The Garden of Eatin’ program of the North Bay Children’s Center (NBCC), which incorporates garden experiences and a culture of wellness into the daily curriculum of over 400 children, is aimed at setting the course for a lifetime of healthy choices. Though the children are at the core of this program, the focus extends beyond what the children eat, their required time in the garden, and the amount of activity needed each day. Holding all staff and teachers to our internal standard of heath as well, not only inspires healthy choices among NBCC adults, but it also allows for positive modeling, which is a critical component to creating long lasting healthy habits.
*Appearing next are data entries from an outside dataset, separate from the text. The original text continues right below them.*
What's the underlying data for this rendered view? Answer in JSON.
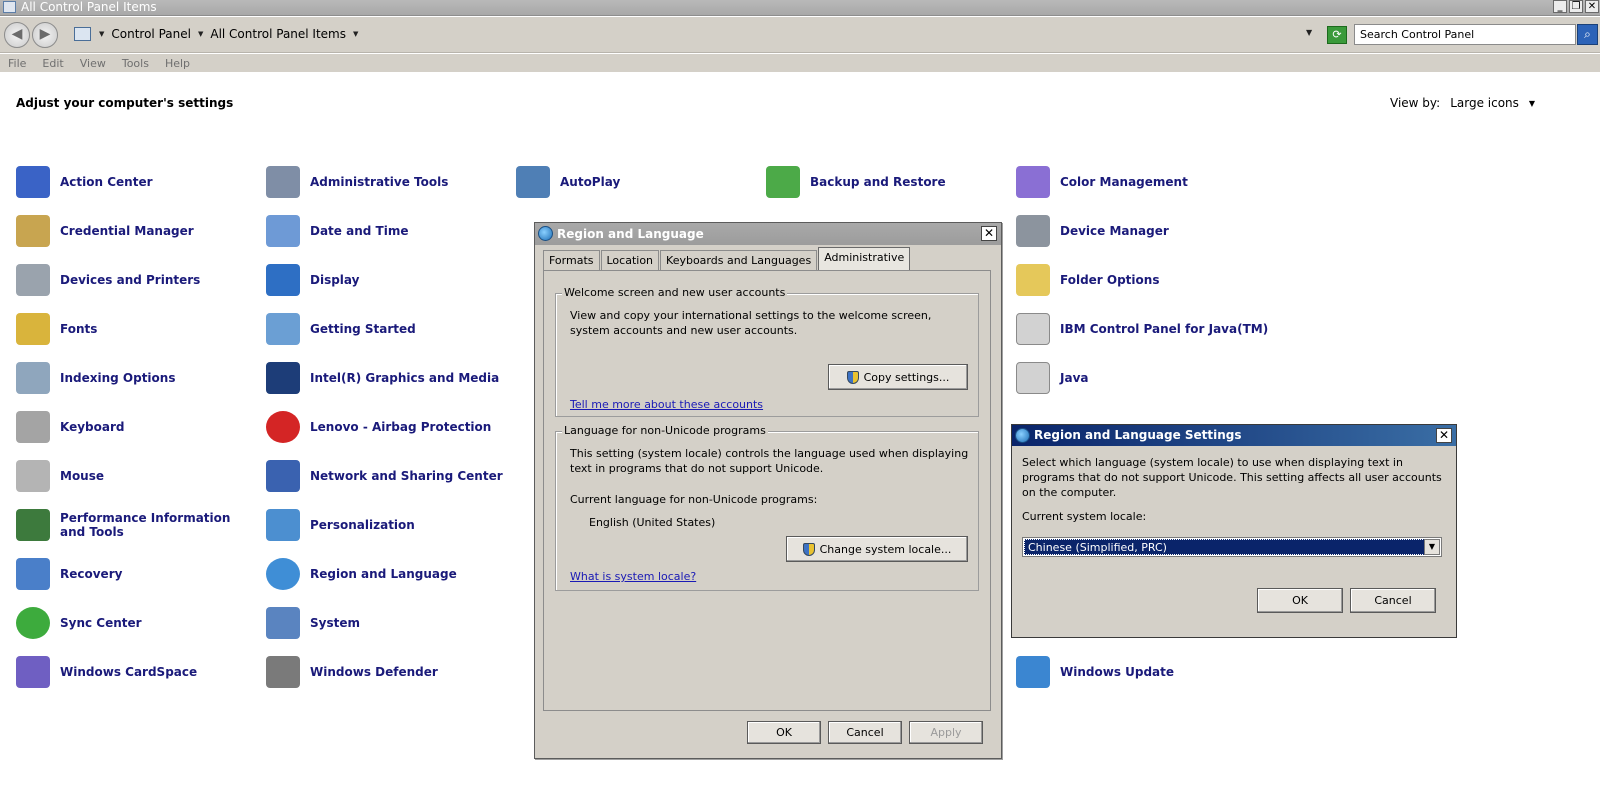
{
  "window": {
    "title": "All Control Panel Items"
  },
  "window_buttons": [
    "_",
    "❐",
    "✕"
  ],
  "address": {
    "crumbs": [
      "Control Panel",
      "All Control Panel Items"
    ],
    "search_placeholder": "Search Control Panel"
  },
  "menu": [
    "File",
    "Edit",
    "View",
    "Tools",
    "Help"
  ],
  "header": {
    "title": "Adjust your computer's settings",
    "view_by_label": "View by:",
    "view_by_value": "Large icons"
  },
  "items": [
    {
      "label": "Action Center",
      "icon": "flag-icon",
      "color": "#3a63c6"
    },
    {
      "label": "Administrative Tools",
      "icon": "gears-icon",
      "color": "#7f8ea6"
    },
    {
      "label": "AutoPlay",
      "icon": "autoplay-icon",
      "color": "#4f7fb5"
    },
    {
      "label": "Backup and Restore",
      "icon": "backup-icon",
      "color": "#4caa48"
    },
    {
      "label": "Color Management",
      "icon": "color-monitor-icon",
      "color": "#8a6fd4"
    },
    {
      "label": "Credential Manager",
      "icon": "vault-icon",
      "color": "#c8a550"
    },
    {
      "label": "Date and Time",
      "icon": "clock-calendar-icon",
      "color": "#6e9ad6"
    },
    {
      "label": "Device Manager",
      "icon": "device-manager-icon",
      "color": "#8c949e"
    },
    {
      "label": "Devices and Printers",
      "icon": "printer-icon",
      "color": "#9aa3ad"
    },
    {
      "label": "Display",
      "icon": "display-icon",
      "color": "#2e6fc4"
    },
    {
      "label": "Folder Options",
      "icon": "folder-icon",
      "color": "#e5c85a"
    },
    {
      "label": "Fonts",
      "icon": "fonts-icon",
      "color": "#d9b43c"
    },
    {
      "label": "Getting Started",
      "icon": "getting-started-icon",
      "color": "#6b9fd4"
    },
    {
      "label": "IBM Control Panel for Java(TM)",
      "icon": "java-icon",
      "color": "#d2d2d2"
    },
    {
      "label": "Indexing Options",
      "icon": "magnifier-icon",
      "color": "#8fa6bd"
    },
    {
      "label": "Intel(R) Graphics and Media",
      "icon": "intel-graphics-icon",
      "color": "#1d3d78"
    },
    {
      "label": "Java",
      "icon": "java-icon",
      "color": "#d2d2d2"
    },
    {
      "label": "Keyboard",
      "icon": "keyboard-icon",
      "color": "#a4a4a4"
    },
    {
      "label": "Lenovo - Airbag Protection",
      "icon": "lenovo-airbag-icon",
      "color": "#d42525"
    },
    {
      "label": "Mouse",
      "icon": "mouse-icon",
      "color": "#b4b4b4"
    },
    {
      "label": "Network and Sharing Center",
      "icon": "network-icon",
      "color": "#3a62b0"
    },
    {
      "label": "Performance Information and Tools",
      "icon": "performance-icon",
      "color": "#3d7a3d"
    },
    {
      "label": "Personalization",
      "icon": "personalization-icon",
      "color": "#4c8fd0"
    },
    {
      "label": "Recovery",
      "icon": "recovery-icon",
      "color": "#4a7fc9"
    },
    {
      "label": "Region and Language",
      "icon": "globe-clock-icon",
      "color": "#3f8ed6"
    },
    {
      "label": "Sync Center",
      "icon": "sync-icon",
      "color": "#3dab3d"
    },
    {
      "label": "System",
      "icon": "system-icon",
      "color": "#5a84c0"
    },
    {
      "label": "Windows CardSpace",
      "icon": "cardspace-icon",
      "color": "#6f5fc2"
    },
    {
      "label": "Windows Defender",
      "icon": "defender-icon",
      "color": "#7a7a7a"
    },
    {
      "label": "Windows Update",
      "icon": "windows-update-icon",
      "color": "#3b86d1"
    }
  ],
  "region_dialog": {
    "title": "Region and Language",
    "tabs": [
      "Formats",
      "Location",
      "Keyboards and Languages",
      "Administrative"
    ],
    "active_tab": "Administrative",
    "welcome_group": {
      "legend": "Welcome screen and new user accounts",
      "text": "View and copy your international settings to the welcome screen, system accounts and new user accounts.",
      "button": "Copy settings...",
      "link": "Tell me more about these accounts"
    },
    "unicode_group": {
      "legend": "Language for non-Unicode programs",
      "text": "This setting (system locale) controls the language used when displaying text in programs that do not support Unicode.",
      "current_label": "Current language for non-Unicode programs:",
      "current_value": "English (United States)",
      "button": "Change system locale...",
      "link": "What is system locale?"
    },
    "buttons": {
      "ok": "OK",
      "cancel": "Cancel",
      "apply": "Apply"
    }
  },
  "settings_dialog": {
    "title": "Region and Language Settings",
    "text": "Select which language (system locale) to use when displaying text in programs that do not support Unicode. This setting affects all user accounts on the computer.",
    "locale_label": "Current system locale:",
    "locale_value": "Chinese (Simplified, PRC)",
    "buttons": {
      "ok": "OK",
      "cancel": "Cancel"
    }
  }
}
Continue reading
Written by: Sarah Stowell, FoodCorps Service Member with North Coast Opportunities
Using a blender bicycle to make 150-300 smoothies a day with elementary students has become a regular occurrence during my service term. It has been a sure fire way to introduce kale, spinach, or other “super greens” to the pickiest of eaters. I’ve gotten used to students as young as kindergarten or as old as 8th grade coming up to me after trying their smoothie, which consists of at least 50% super greens, and telling me that they didn’t think they liked kale or spinach or turnip greens and that now they are going to make super green smoothies at home with their families. Continue reading
Harvest of the Month (HOTM) isn’t a prescribed model; one size fits all type of program. It’s a basic framework of information organized in an easy to adapt format. It’s an educational tool used to teach students about nutrition, healthy lifestyle habits and the food system through exposure to locally grown and sourced fruits and vegetables. The HOTM initiative from the California Department of Public Health features 36 California grown fruits and vegetables on their website. Through the produce newsletters, Educators Corner and Training Corner, your HOTM program has all the support it needs to get off the ground.
Today, for the second time, we featured three amazing school foodservice directors who have grown and sustained their Farm to School success through innovations in community building.
If you weren’t able to join, not to worry! Click “Continue Reading” below to access the recording of California Food for California Kids: Innovation from the Cafeteria to the Classroom, Part 2.
Procurement enthusiasts, this one’s for you!
Kristy Lyn Levings is the Project Director of Farm to School Yolo housed at the Yolo County Department of Agriculture. She is also part of the farming team at Chowdown Farm raising livestock and retailing at local farmers markets. She is the CAFF Regional Lead for the Sacramento Valley. Please visit their website: www.HarvestHubYolo.com for more information about Yolo County, its products, and its people.
In our last blog post, we explored the nuts and bolts of putting together our ‘Farms & Schools Marketplace Exchange’ and why. This large event brought farmers and school food service together in a ‘speed-dating’ type format where they exchanged profiles and started purchasing relationships. We did extensive follow-up in the weeks afterward to see how those budding relationships may or may not have translated into sales.
This week’s cross blogpost is shared by Life Lab, a 35 year old non-profit based in Santa Cruz, California. As a national leader in garden-based education, Life Lab continues to engage families and youth with ongoing field trips, children’s camp programs, teacher workshops and the teen youth empowerment program “Food, What?!”.
See below for Life Lab’s extensive list of Spanish language resources for your school garden and lessons.